My mother was a prim person. She didn’t like foul language, never cursed, and did not countenance her children using slang language for bodily functions that were not to be discussed in polite company. But if we had to discuss such things–say, to advise that we absolutely had to pull over at the next rest stop or risk disaster and humiliation–we knew to use Mom’s preferred euphemisms: “number 1” and “number 2.”
I had forgotten “number 1” and “number 2” until I used the county courthouse men’s room today and saw that Mom’s polite terminology has been adopted by an official sign in an official establishment.
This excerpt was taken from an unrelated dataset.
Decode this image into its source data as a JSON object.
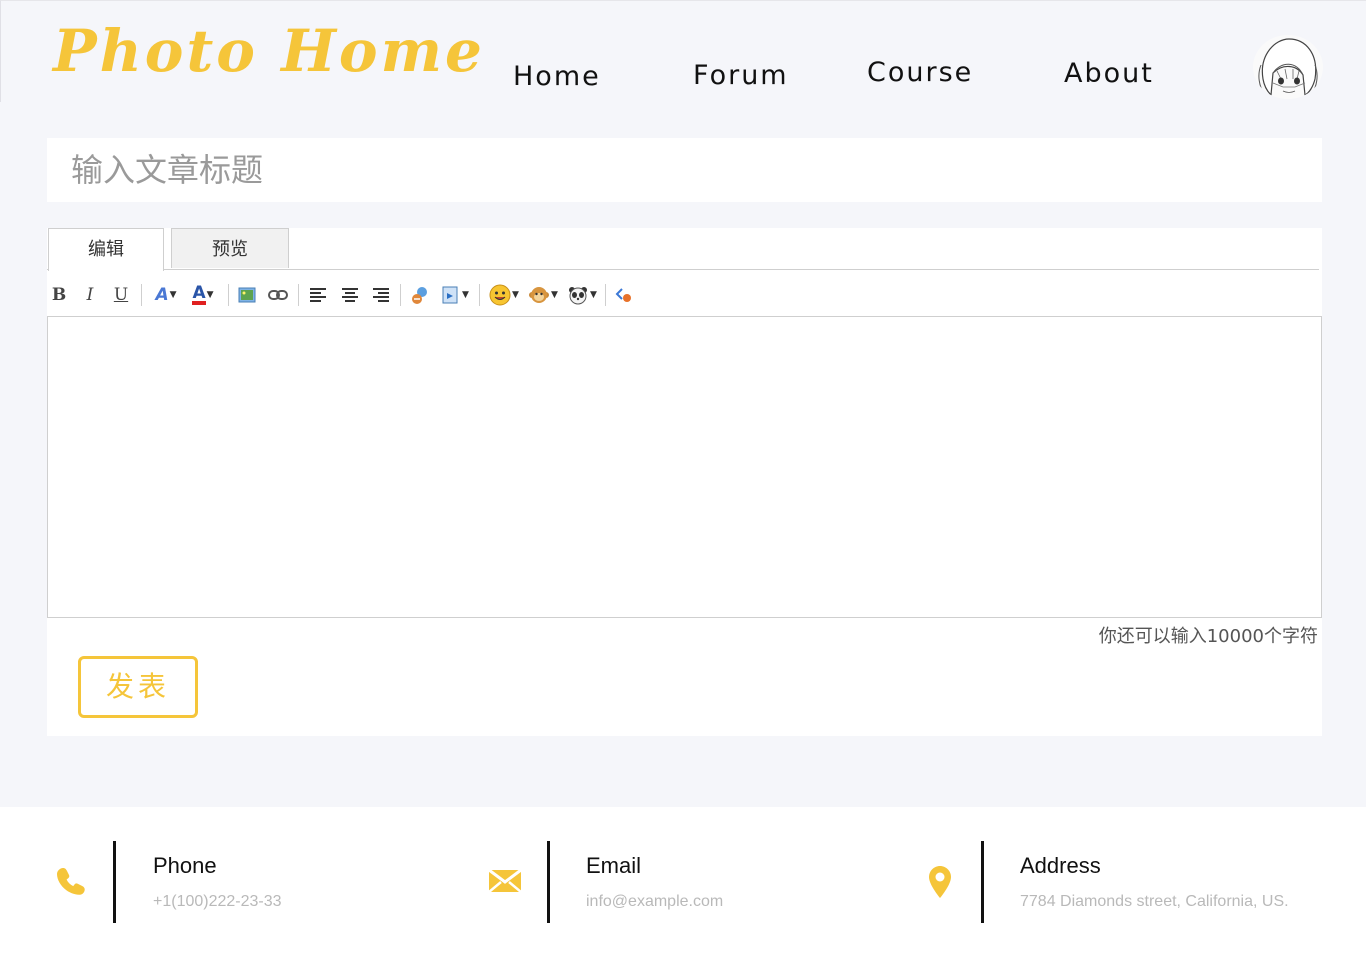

Mom would have applauded their discretion.
We were caught by The Great Southwest Flight Cancellation when our connecting flight from Baltimore to Columbus was abruptly cancelled in the early morning hours on Sunday, leaving us to scramble for a way to get home. Fortunately, we were close enough to drive home and were able to rent a car at the Charleston airport–thanks, Budget!–and make the nine-hour drive back on Sunday so I could be at work on Monday.
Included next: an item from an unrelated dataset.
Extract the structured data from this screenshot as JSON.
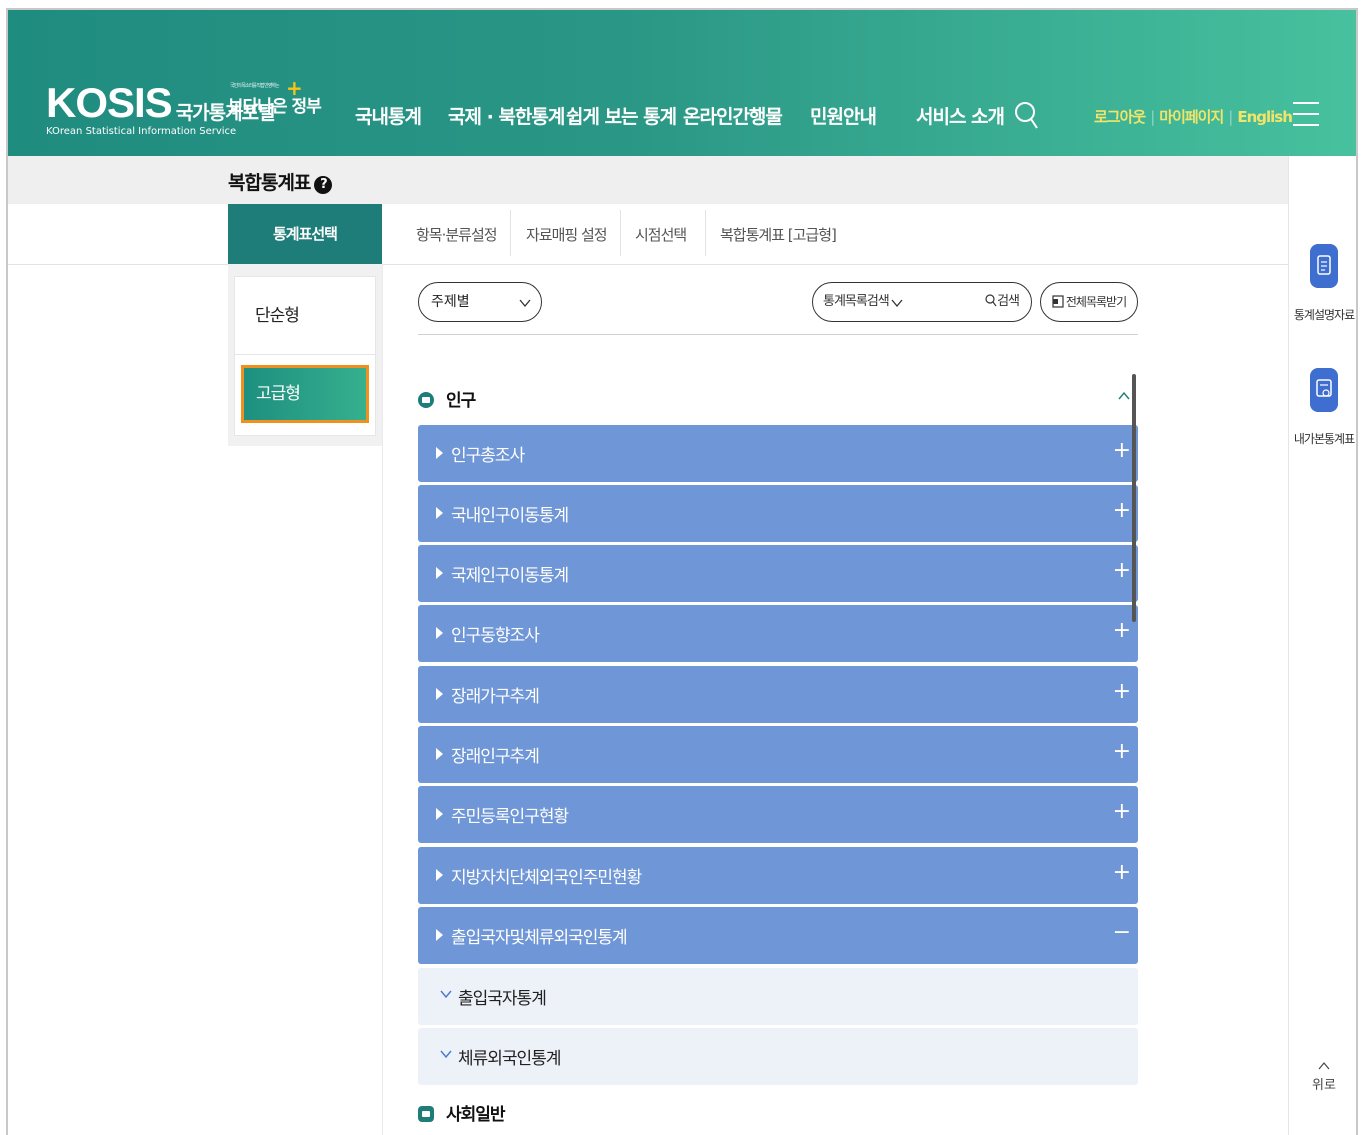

Why, exactly, were so many Southwest Flights cancelled? According to the story linked above, Southwest “blamed the cancellations on air traffic control problems and limited staffing in Florida as well as bad weather” and “told CNN late Sunday that getting operations back to normal was ‘more difficult and prolonged’ because of schedule and staffing reductions made during the pandemic.” But the article also quotes the FAA as saying that there have been no air traffic control related cancellations since Friday, and noting only that there was severe weather Friday afternoon. (We didn’t experience any weather issues on our drive back to Columbus on Sunday, by the way.)
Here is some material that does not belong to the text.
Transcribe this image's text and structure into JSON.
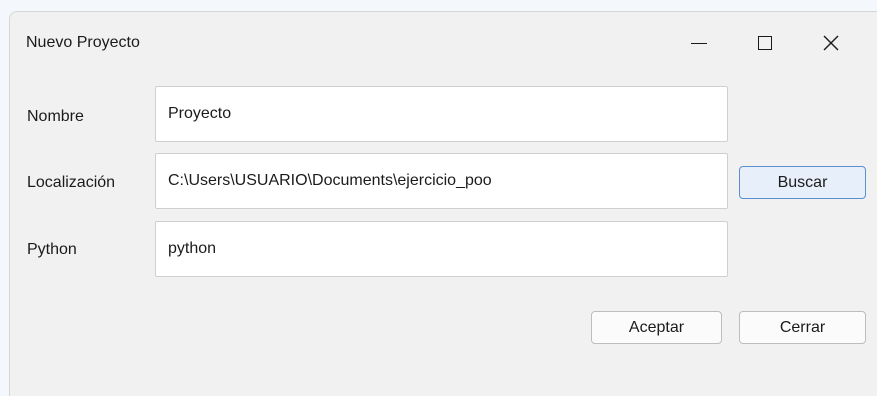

What was the real cause of the Great Southwest Flight Cancellation weekend? We probably will never know. But the pilots’ union lawsuit suggests that we may see more labor issues arising–and more disruptions–as companies, unions, and workers deal with vaccination issues.